▸ EXERCISE DESCRIPTION
Give the data again exactly, without its images.

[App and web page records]

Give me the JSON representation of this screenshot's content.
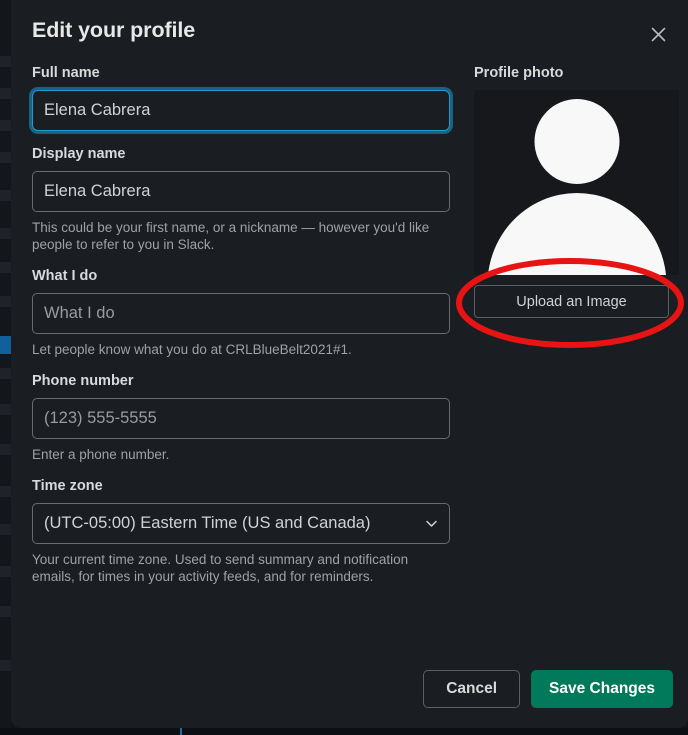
{
  "modal": {
    "title": "Edit your profile",
    "close_icon": "close-icon"
  },
  "form": {
    "full_name": {
      "label": "Full name",
      "value": "Elena Cabrera",
      "placeholder": "Full name",
      "focused": true
    },
    "display_name": {
      "label": "Display name",
      "value": "Elena Cabrera",
      "placeholder": "Display name",
      "helper": "This could be your first name, or a nickname — however you'd like people to refer to you in Slack."
    },
    "what_i_do": {
      "label": "What I do",
      "value": "",
      "placeholder": "What I do",
      "helper": "Let people know what you do at CRLBlueBelt2021#1."
    },
    "phone_number": {
      "label": "Phone number",
      "value": "",
      "placeholder": "(123) 555-5555",
      "helper": "Enter a phone number."
    },
    "time_zone": {
      "label": "Time zone",
      "value": "(UTC-05:00) Eastern Time (US and Canada)",
      "helper": "Your current time zone. Used to send summary and notification emails, for times in your activity feeds, and for reminders.",
      "chevron_icon": "chevron-down-icon"
    }
  },
  "photo": {
    "label": "Profile photo",
    "avatar_icon": "default-avatar-icon",
    "upload_label": "Upload an Image"
  },
  "annotation": {
    "shape": "red-ellipse-highlight",
    "color": "#e81414",
    "target": "Upload an Image"
  },
  "footer": {
    "cancel_label": "Cancel",
    "save_label": "Save Changes",
    "save_color": "#007a5a"
  },
  "colors": {
    "modal_background": "#1a1d21",
    "app_background": "#121417",
    "focus_ring": "#1d9bd1",
    "text_primary": "#d9dadb",
    "text_helper": "#9fa1a4"
  }
}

▸ THE ANSWER
Give me the JSON representation of this screenshot's content.
{
  "modal": {
    "title": "Edit your profile",
    "close_icon": "close-icon"
  },
  "form": {
    "full_name": {
      "label": "Full name",
      "value": "Elena Cabrera",
      "placeholder": "Full name",
      "focused": true
    },
    "display_name": {
      "label": "Display name",
      "value": "Elena Cabrera",
      "placeholder": "Display name",
      "helper": "This could be your first name, or a nickname — however you'd like people to refer to you in Slack."
    },
    "what_i_do": {
      "label": "What I do",
      "value": "",
      "placeholder": "What I do",
      "helper": "Let people know what you do at CRLBlueBelt2021#1."
    },
    "phone_number": {
      "label": "Phone number",
      "value": "",
      "placeholder": "(123) 555-5555",
      "helper": "Enter a phone number."
    },
    "time_zone": {
      "label": "Time zone",
      "value": "(UTC-05:00) Eastern Time (US and Canada)",
      "helper": "Your current time zone. Used to send summary and notification emails, for times in your activity feeds, and for reminders.",
      "chevron_icon": "chevron-down-icon"
    }
  },
  "photo": {
    "label": "Profile photo",
    "avatar_icon": "default-avatar-icon",
    "upload_label": "Upload an Image"
  },
  "annotation": {
    "shape": "red-ellipse-highlight",
    "color": "#e81414",
    "target": "Upload an Image"
  },
  "footer": {
    "cancel_label": "Cancel",
    "save_label": "Save Changes",
    "save_color": "#007a5a"
  },
  "colors": {
    "modal_background": "#1a1d21",
    "app_background": "#121417",
    "focus_ring": "#1d9bd1",
    "text_primary": "#d9dadb",
    "text_helper": "#9fa1a4"
  }
}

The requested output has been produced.